Over 35 Years Of VPR
In 1975, four Vermonters gathered to create a public radio station for Vermont. National experts tried to dissuade them, reasoning that Vermont was too rural a state to support a station solely by listener support. Vermonters proved them wrong on every count. Look at us now! Vermont Public Radio was made possible by thousands of Vermonters that volunteered and contributed funds to provide ongoing access to programming that informs, educates and entertains and we're still going strong. For the past decade, the station has consistently ranked as one of the most-listened-to public radio stations in the country, based on radio listening per capita. Currently, more than 26,000 people contribute to VPR.
On October 1, 2007 Vermont Public Radio became two distinct services - VPR and VPR Classical. VPR offers news and information programming along with public radio entertainment favorites. And VPR Classical, our expanded network of stations providing classical music 24/7.
Vermont Public Radio's WVPR 89.5 FM in the Upper Valley became the first radio station in Vermont to begin broadcasting in HD digital sound on July 19, 2006. Fitting, given WVPR was Vermont's first public radio station.
As a community licensee, Vermont Public Radio operates with a state-wide Board of Directors and the majority of its funding comes from local community support.

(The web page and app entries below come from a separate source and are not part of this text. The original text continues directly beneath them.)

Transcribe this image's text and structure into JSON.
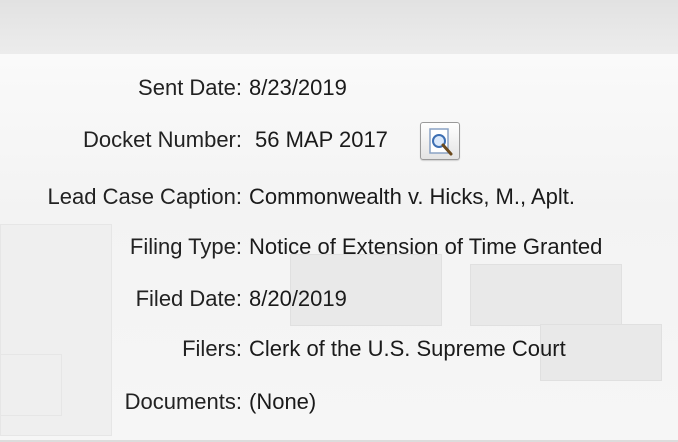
{
  "fields": {
    "sent_date": {
      "label": "Sent Date:",
      "value": "8/23/2019"
    },
    "docket_number": {
      "label": "Docket Number:",
      "value": "56 MAP 2017"
    },
    "lead_case_caption": {
      "label": "Lead Case Caption:",
      "value": "Commonwealth v. Hicks, M., Aplt."
    },
    "filing_type": {
      "label": "Filing Type:",
      "value": "Notice of Extension of Time Granted"
    },
    "filed_date": {
      "label": "Filed Date:",
      "value": "8/20/2019"
    },
    "filers": {
      "label": "Filers:",
      "value": "Clerk of the U.S. Supreme Court"
    },
    "documents": {
      "label": "Documents:",
      "value": "(None)"
    }
  },
  "icons": {
    "docket_lookup": "magnifier-document-icon"
  }
}
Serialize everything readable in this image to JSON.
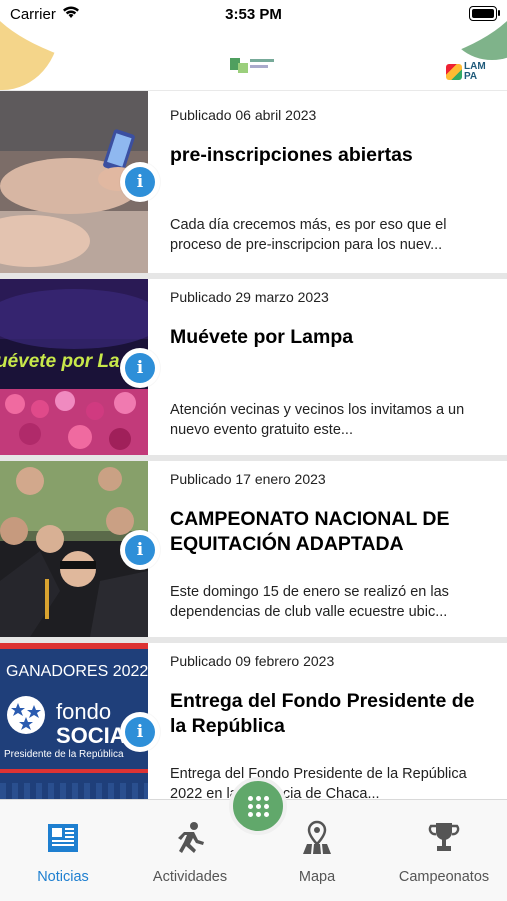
{
  "status": {
    "carrier": "Carrier",
    "time": "3:53 PM"
  },
  "header": {
    "logo_left_alt": "Deporte en Lampa",
    "logo_right_text": "LAMPA"
  },
  "news": [
    {
      "date": "Publicado 06 abril 2023",
      "title": "pre-inscripciones abiertas",
      "excerpt": "Cada día crecemos más, es por eso que el proceso de pre-inscripcion para los nuev..."
    },
    {
      "date": "Publicado 29 marzo 2023",
      "title": "Muévete por Lampa",
      "excerpt": "Atención vecinas y vecinos los invitamos a un nuevo evento gratuito este...",
      "thumb_text": "uévete por La"
    },
    {
      "date": "Publicado 17 enero 2023",
      "title": "CAMPEONATO NACIONAL DE EQUITACIÓN ADAPTADA",
      "excerpt": "Este domingo 15 de enero se realizó en las dependencias de club valle ecuestre ubic..."
    },
    {
      "date": "Publicado 09 febrero 2023",
      "title": "Entrega del Fondo Presidente de la República",
      "excerpt": "Entrega del Fondo Presidente de la República 2022 en la Provincia de Chaca...",
      "thumb_lines": [
        "GANADORES 2022",
        "fondo",
        "SOCIAL",
        "Presidente de la República"
      ]
    }
  ],
  "tabs": [
    {
      "label": "Noticias",
      "icon": "newspaper-icon",
      "active": true
    },
    {
      "label": "Actividades",
      "icon": "runner-icon",
      "active": false
    },
    {
      "label": "Mapa",
      "icon": "map-pin-icon",
      "active": false
    },
    {
      "label": "Campeonatos",
      "icon": "trophy-icon",
      "active": false
    }
  ],
  "colors": {
    "accent": "#1e7fd0",
    "info": "#2e8fd8",
    "fab": "#61a86b"
  }
}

VPR began broadcasting as WVPR 89.5 from studios in the historic Windsor House in Windsor, Vermont. In subsequent years, VPR expanded to include WVPS 107.9, Burlington; WRVT 88.7 Rutland; WVPA 88.5 in St. Johnsbury and WBTN 94.3 in Bennington, as well as VPR.net. In 2004, we launched WNCH 88.1 FM in Norwich, our flagship station for VPR Classical, which now covers most of the state.

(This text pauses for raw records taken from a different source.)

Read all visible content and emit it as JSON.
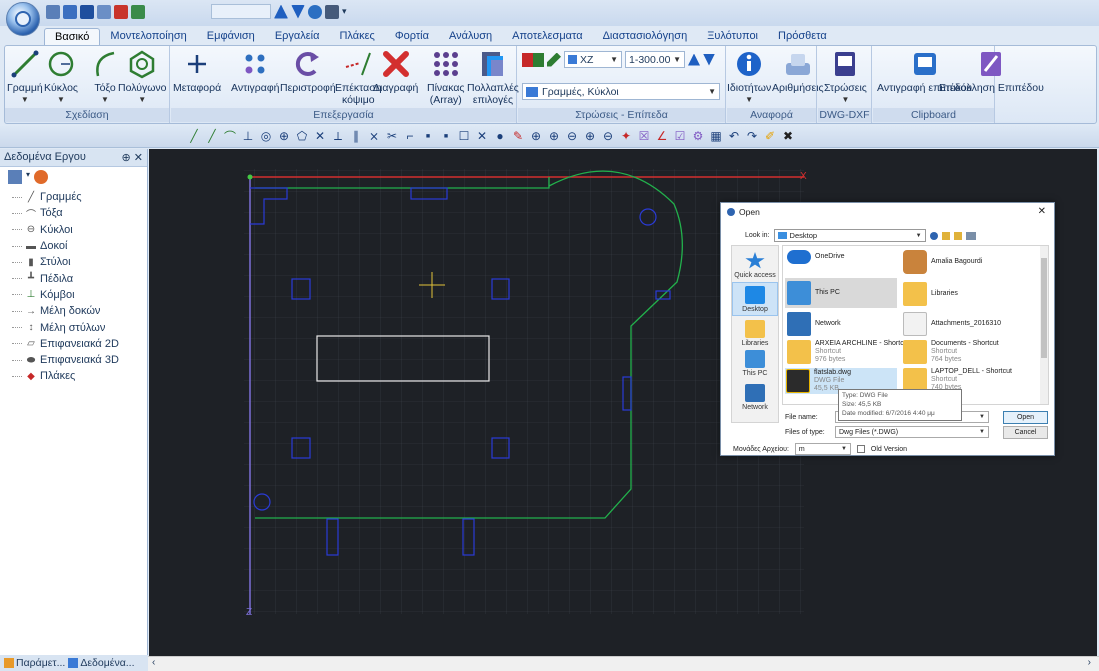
{
  "quick_access": {
    "items": [
      "app-icon",
      "new-icon",
      "save-icon",
      "building-icon",
      "arrow-icon",
      "network-icon"
    ]
  },
  "tabs": [
    "Βασικό",
    "Μοντελοποίηση",
    "Εμφάνιση",
    "Εργαλεία",
    "Πλάκες",
    "Φορτία",
    "Ανάλυση",
    "Αποτελεσματα",
    "Διαστασιολόγηση",
    "Ξυλότυποι",
    "Πρόσθετα"
  ],
  "ribbon": {
    "design": {
      "label": "Σχεδίαση",
      "buttons": [
        "Γραμμή",
        "Κύκλος",
        "Τόξο",
        "Πολύγωνο"
      ]
    },
    "edit": {
      "label": "Επεξεργασία",
      "buttons": [
        "Μεταφορά",
        "Αντιγραφή",
        "Περιστροφή",
        "Επέκταση",
        "Διαγραφή",
        "Πίνακας",
        "Πολλαπλές"
      ],
      "sub": {
        "extend": "κόψιμο",
        "array": "(Array)",
        "multi": "επιλογές"
      }
    },
    "layers": {
      "label": "Στρώσεις - Επίπεδα",
      "plane": "XZ",
      "scale": "1-300.00",
      "layer": "Γραμμές, Κύκλοι"
    },
    "reference": {
      "label": "Αναφορά",
      "buttons": [
        "Ιδιοτήτων",
        "Αριθμήσεις"
      ]
    },
    "dxf": {
      "label": "DWG-DXF",
      "buttons": [
        "Στρώσεις"
      ]
    },
    "clipboard": {
      "label": "Clipboard",
      "buttons": [
        "Αντιγραφή επιπέδου",
        "Επικόλληση Επιπέδου"
      ]
    }
  },
  "panel": {
    "title": "Δεδομένα Εργου",
    "pin": "⊕ ✕",
    "items": [
      "Γραμμές",
      "Τόξα",
      "Κύκλοι",
      "Δοκοί",
      "Στύλοι",
      "Πέδιλα",
      "Κόμβοι",
      "Μέλη δοκών",
      "Μέλη στύλων",
      "Επιφανειακά 2D",
      "Επιφανειακά 3D",
      "Πλάκες"
    ]
  },
  "bottom_tabs": [
    "Παράμετ...",
    "Δεδομένα..."
  ],
  "canvas": {
    "x_label": "X",
    "z_label": "Z"
  },
  "dialog": {
    "title": "Open",
    "look_in_label": "Look in:",
    "look_in_value": "Desktop",
    "places": [
      "Quick access",
      "Desktop",
      "Libraries",
      "This PC",
      "Network"
    ],
    "files": [
      {
        "name": "OneDrive",
        "sub": ""
      },
      {
        "name": "Amalia Bagourdi",
        "sub": ""
      },
      {
        "name": "This PC",
        "sub": ""
      },
      {
        "name": "Libraries",
        "sub": ""
      },
      {
        "name": "Network",
        "sub": ""
      },
      {
        "name": "Attachments_2016310",
        "sub": ""
      },
      {
        "name": "ARXEIA ARCHLINE - Shortcut",
        "sub": "Shortcut\n976 bytes"
      },
      {
        "name": "Documents - Shortcut",
        "sub": "Shortcut\n764 bytes"
      },
      {
        "name": "flatslab.dwg",
        "sub": "DWG File\n45,5 KB"
      },
      {
        "name": "LAPTOP_DELL - Shortcut",
        "sub": "Shortcut\n740 bytes"
      }
    ],
    "tooltip": [
      "Type: DWG File",
      "Size: 45,5 KB",
      "Date modified: 6/7/2016 4:40 μμ"
    ],
    "file_name_label": "File name:",
    "file_type_label": "Files of type:",
    "file_type_value": "Dwg Files (*.DWG)",
    "units_label": "Μονάδες Αρχείου:",
    "units_value": "m",
    "old_version": "Old Version",
    "open_btn": "Open",
    "cancel_btn": "Cancel"
  }
}
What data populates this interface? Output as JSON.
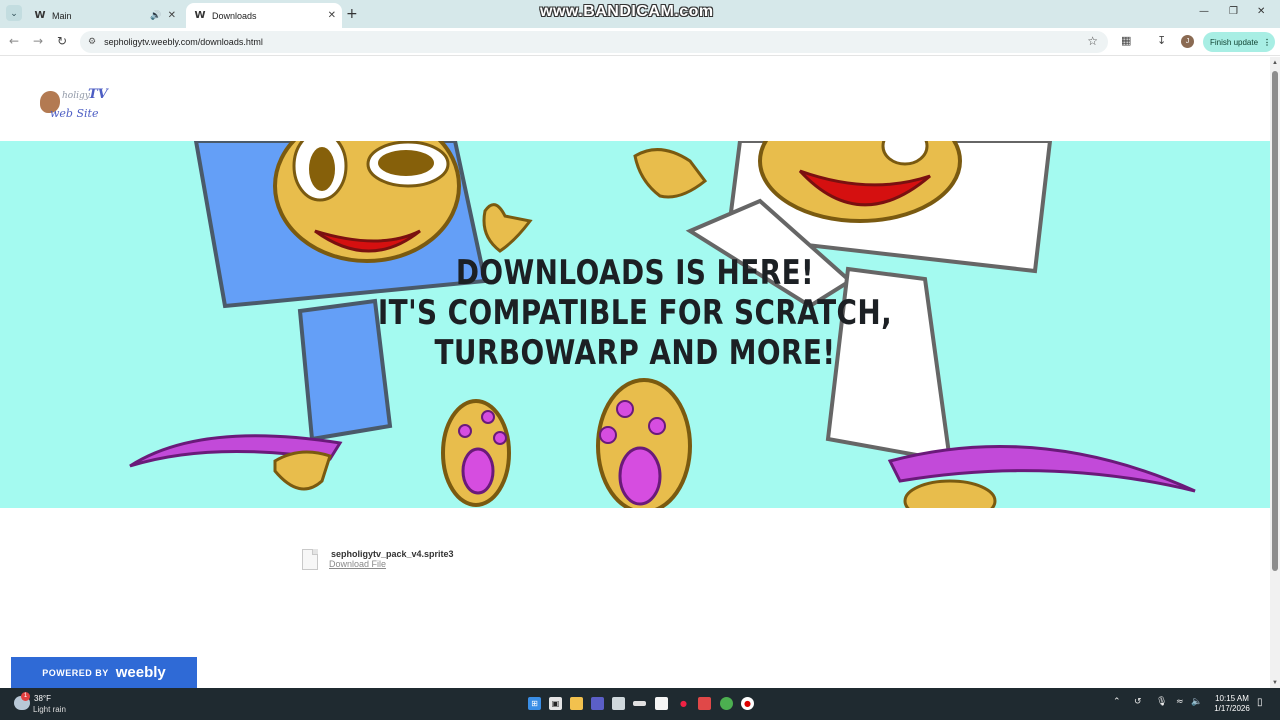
{
  "browser": {
    "tabs": [
      {
        "title": "Main",
        "favicon": "weebly-w",
        "audio": true
      },
      {
        "title": "Downloads",
        "favicon": "weebly-w",
        "active": true
      }
    ],
    "url": "sepholigytv.weebly.com/downloads.html",
    "finish_update_label": "Finish update",
    "profile_initial": "J",
    "watermark": "www.BANDICAM.com"
  },
  "site": {
    "logo": {
      "small": "holigy",
      "tv": "TV",
      "sub": "web Site"
    },
    "headline": [
      "DOWNLOADS IS HERE!",
      "IT'S COMPATIBLE FOR SCRATCH,",
      "TURBOWARP AND MORE!"
    ],
    "banner_color": "#a4faf0",
    "file": {
      "name": "sepholigytv_pack_v4.sprite3",
      "link_label": "Download File"
    },
    "footer": {
      "powered_by": "POWERED BY",
      "brand": "weebly",
      "color": "#2f6ad6"
    }
  },
  "taskbar": {
    "weather": {
      "temp": "38°F",
      "condition": "Light rain",
      "badge": "1"
    },
    "time": "10:15 AM",
    "date": "1/17/2026"
  }
}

As a state-wide resource, VPR is integral to the journalistic and cultural life of the region. Listeners are regularly heard on VPR, via call-in conversations on the daily noon newsmagazine Vermont Edition. Although it may have grown in size, VPR is still driven by its original mission: to extend involvement in contemporary affairs through programming that provides context to the events of today and the impact they have on the lives of Vermonters.

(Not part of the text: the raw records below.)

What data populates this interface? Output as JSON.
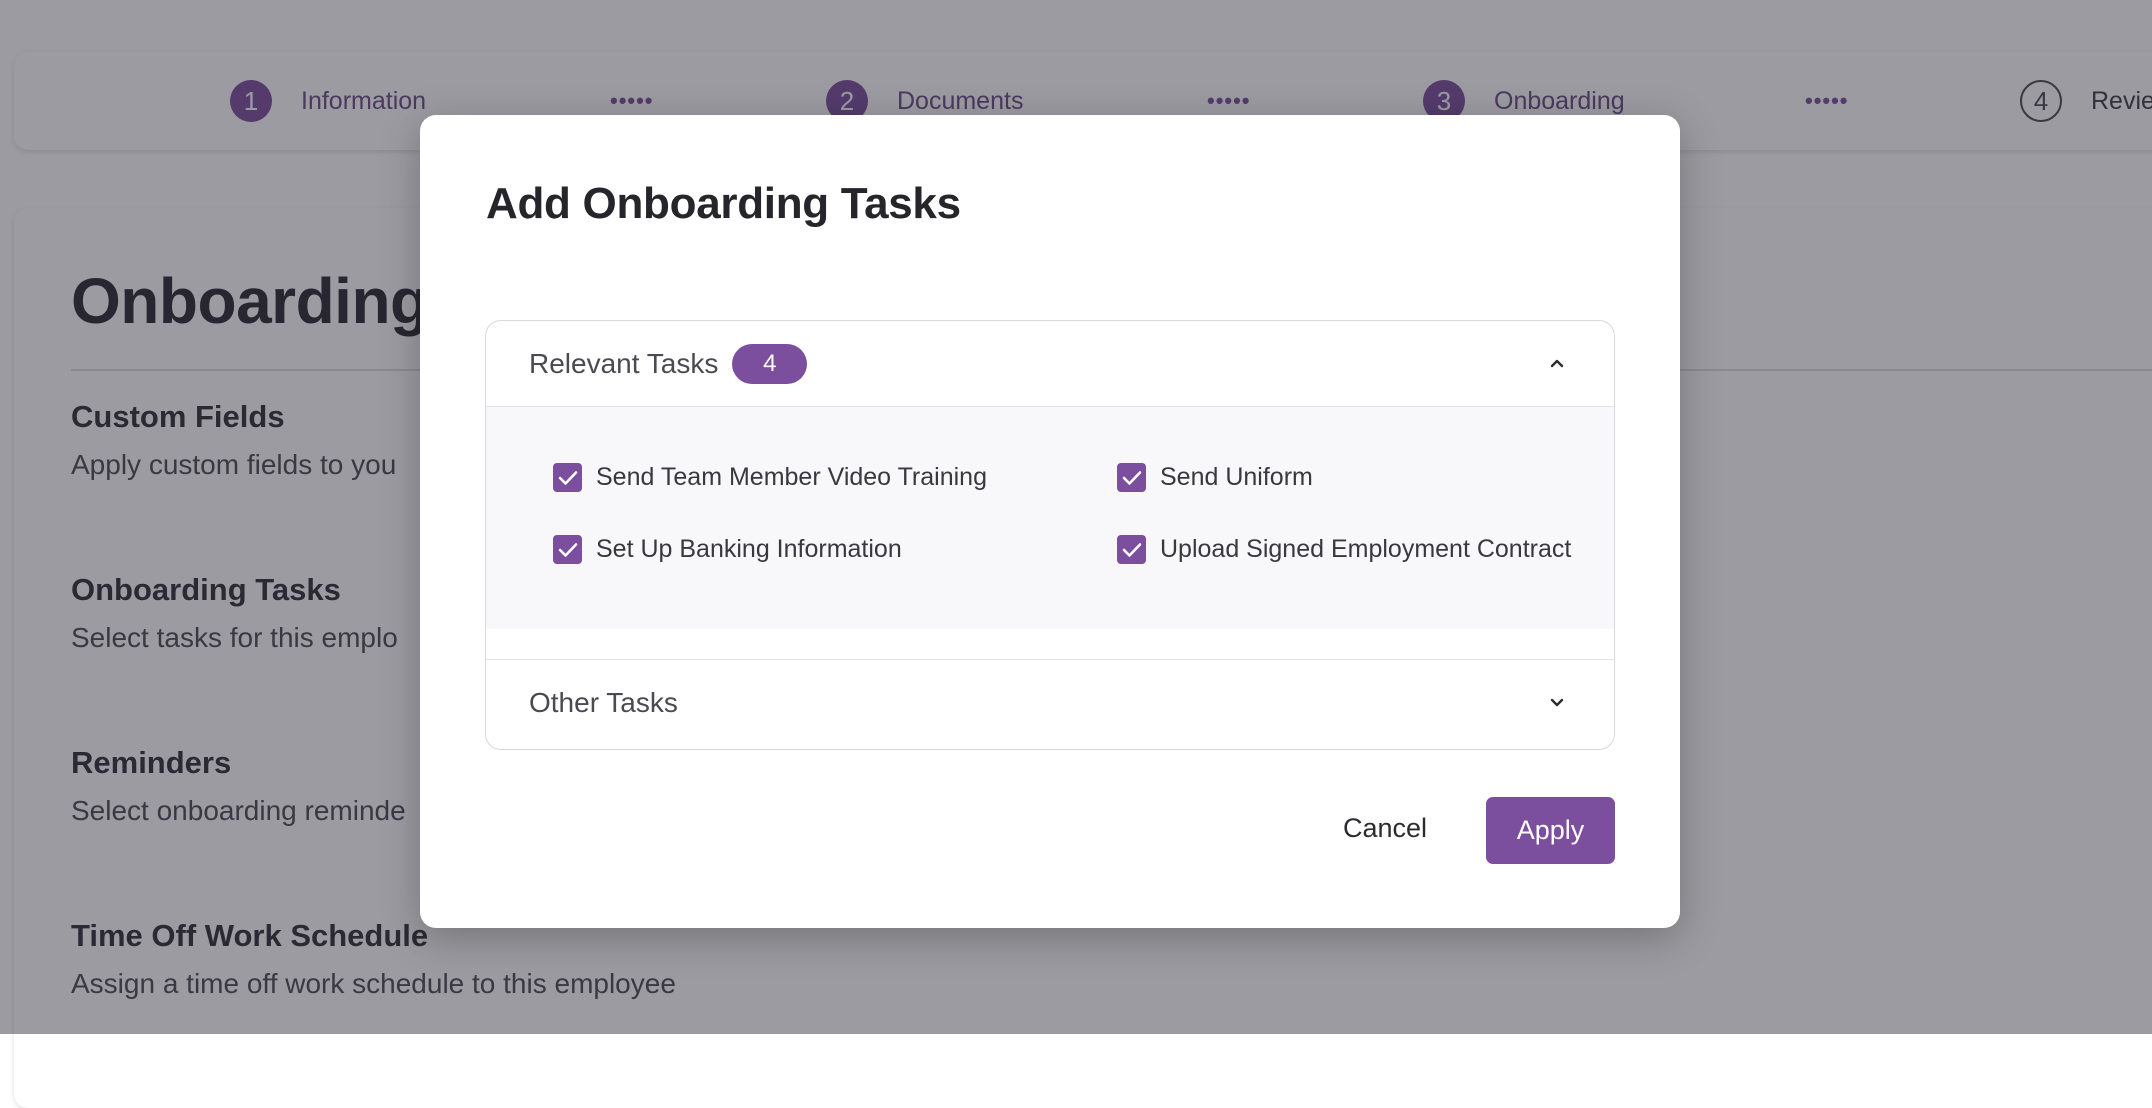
{
  "stepper": {
    "steps": [
      {
        "number": "1",
        "label": "Information"
      },
      {
        "number": "2",
        "label": "Documents"
      },
      {
        "number": "3",
        "label": "Onboarding"
      },
      {
        "number": "4",
        "label": "Revie"
      }
    ],
    "separator": "•••••"
  },
  "page": {
    "title": "Onboarding",
    "sections": [
      {
        "heading": "Custom Fields",
        "description": "Apply custom fields to you"
      },
      {
        "heading": "Onboarding Tasks",
        "description": "Select tasks for this emplo"
      },
      {
        "heading": "Reminders",
        "description": "Select onboarding reminde"
      },
      {
        "heading": "Time Off Work Schedule",
        "description": "Assign a time off work schedule to this employee"
      }
    ]
  },
  "modal": {
    "title": "Add Onboarding Tasks",
    "relevant": {
      "title": "Relevant Tasks",
      "count": "4",
      "expanded": true,
      "tasks": [
        {
          "label": "Send Team Member Video Training",
          "checked": true
        },
        {
          "label": "Send Uniform",
          "checked": true
        },
        {
          "label": "Set Up Banking Information",
          "checked": true
        },
        {
          "label": "Upload Signed Employment Contract",
          "checked": true
        }
      ]
    },
    "other": {
      "title": "Other Tasks",
      "expanded": false
    },
    "cancel_label": "Cancel",
    "apply_label": "Apply"
  },
  "colors": {
    "accent": "#7b4f9d",
    "overlay": "rgba(40,38,50,0.46)"
  },
  "icons": {
    "relevant_toggle": "chevron-up-icon",
    "other_toggle": "chevron-down-icon",
    "checkbox_mark": "check-icon"
  }
}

"VPR is a living example of what enthusiasm, vision, dedication and long-term commitment can build," says Robin Turnau, VPR President and CEO. "Together we've created a resource for the community that connects neighbors across the state. It's a connection that will only continue to strengthen as we expand our news and arts coverage."
Click here to listen online now to our 1978 documentary "Maple Sugar Time" on maple sugaring that was VPR's first national production.